If you feel uptight, take a couple of deep breaths and ease off the gas.

The other driver will be in your life for about three seconds - hardly a lifetime! But three seconds could be all that is left of your lifetime if you respond aggressively and end up in an accident – or if you get attacked by an aggressive driver (Google road rage attacks).

Avoid becoming a victim of your own road rage. Let it go.

Get a grip!

Your tyres are your only contact with the road - bearing this in mind, you must treat them with tender loving care.

Will your tyres pass the driving testNo matter how well your driving instructor helps you to learn to drive or how quickly you pass the driving test, if your car has defective tyres, there is a real risk that you won't be behind the wheel for long.

One of the ways that you can show love and affection for your tyres is to check their pressures regularly.

Check your tyre pressures once a week (minimum) when they are cold.
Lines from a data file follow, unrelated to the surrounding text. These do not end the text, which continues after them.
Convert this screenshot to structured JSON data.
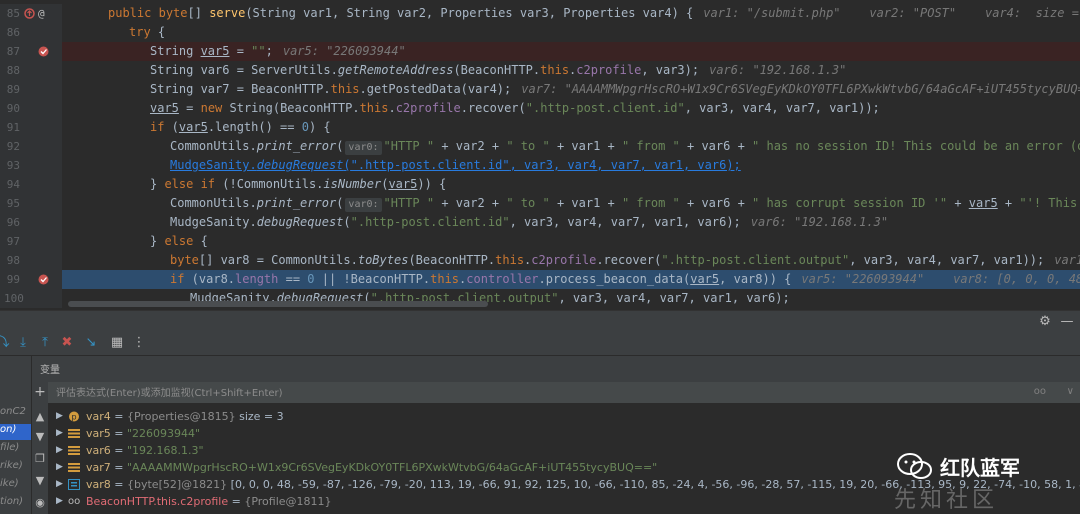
{
  "editor": {
    "lines": [
      {
        "n": "85"
      },
      {
        "n": "86"
      },
      {
        "n": "87"
      },
      {
        "n": "88"
      },
      {
        "n": "89"
      },
      {
        "n": "90"
      },
      {
        "n": "91"
      },
      {
        "n": "92"
      },
      {
        "n": "93"
      },
      {
        "n": "94"
      },
      {
        "n": "95"
      },
      {
        "n": "96"
      },
      {
        "n": "97"
      },
      {
        "n": "98"
      },
      {
        "n": "99"
      },
      {
        "n": "100"
      }
    ],
    "debug_values": {
      "l85": "var1: \"/submit.php\"    var2: \"POST\"    var4:  size = 3",
      "l87": "var5: \"226093944\"",
      "l88": "var6: \"192.168.1.3\"",
      "l89": "var7: \"AAAAMMWpgrHscRO+W1x9Cr6SVegEyKDkOY0TFL6PXwkWtvbG/64aGcAF+iUT455tycyBUQ==\"",
      "l95": "var6: \"192.168.1.3\"",
      "l98": "var1: \"/s",
      "l99": "var5: \"226093944\"    var8: [0, 0, 0, 48, -59, -8"
    },
    "strings": {
      "empty": "\"\"",
      "client_id": "\".http-post.client.id\"",
      "client_output": "\".http-post.client.output\"",
      "http": "\"HTTP \"",
      "to": "\" to \"",
      "from": "\" from \"",
      "no_session": "\" has no session ID! This could be an error (or mid",
      "corrupt": "\" has corrupt session ID '\"",
      "corrupt2": "\"'! This could b"
    }
  },
  "debugger": {
    "variables_title": "变量",
    "eval_placeholder": "评估表达式(Enter)或添加监视(Ctrl+Shift+Enter)",
    "eval_oo": "oo",
    "frames": [
      "onC2",
      "on)",
      "file)",
      "rike)",
      "ike)",
      "tion)"
    ],
    "variables": [
      {
        "name": "var4",
        "eq": " = ",
        "desc": "{Properties@1815}",
        "extra": "  size = 3",
        "icon": "p"
      },
      {
        "name": "var5",
        "eq": " = ",
        "desc": "",
        "extra": "\"226093944\"",
        "icon": "f"
      },
      {
        "name": "var6",
        "eq": " = ",
        "desc": "",
        "extra": "\"192.168.1.3\"",
        "icon": "f"
      },
      {
        "name": "var7",
        "eq": " = ",
        "desc": "",
        "extra": "\"AAAAMMWpgrHscRO+W1x9Cr6SVegEyKDkOY0TFL6PXwkWtvbG/64aGcAF+iUT455tycyBUQ==\"",
        "icon": "f"
      },
      {
        "name": "var8",
        "eq": " = ",
        "desc": "{byte[52]@1821}",
        "extra": " [0, 0, 0, 48, -59, -87, -126, -79, -20, 113, 19, -66, 91, 92, 125, 10, -66, -110, 85, -24, 4, -56, -96, -28, 57, -115, 19, 20, -66, -113, 95, 9, 22, -74, -10, 58, 1, 82, 26, 25, 64, 5",
        "icon": "a"
      },
      {
        "name": "BeaconHTTP.this.c2profile",
        "eq": " = ",
        "desc": "{Profile@1811}",
        "extra": "",
        "icon": "oo"
      }
    ]
  },
  "watermark": {
    "line1": "红队蓝军",
    "line2": "先知社区"
  },
  "colors": {
    "keyword": "#cc7832",
    "string": "#6a8759",
    "number": "#6897bb",
    "breakpoint": "#c75450",
    "exec_line": "#2d4d6e"
  }
}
This means you should drive no further than your nearest garage to check them or at home before you set out.

When you drive, friction causes your tyres to heat up. This, in turn, causes the air inside to expand and the pressure to increase.

You will get an inaccurate reading if you check the tyres when they are warm (the manufacturer's recommended tyre pressures are for cold tyres).

If your car has a tyre pressure readout on the dashboard, don't ignore it! Uneven tyre pressures make vehicles unstable, especially in emergencies.

Check your tyres!

If you neglect your tyres, you run the risk of blow-outs and, consequently, an increased accident risk.

After a tyre blow-out people often say:

"It happened so quickly, there was nothing I could do!"

In reality, tyres usually take weeks or months of neglect before they burst - but sooner or later they will, guaranteed.

Ask your driving instructor to teach you how to check tyres for wear, damage and pressure (most good instructors will do this as part of a 'garage routines' lesson).

You will find more information about vehicle safety in the DriverActive Learn Online course.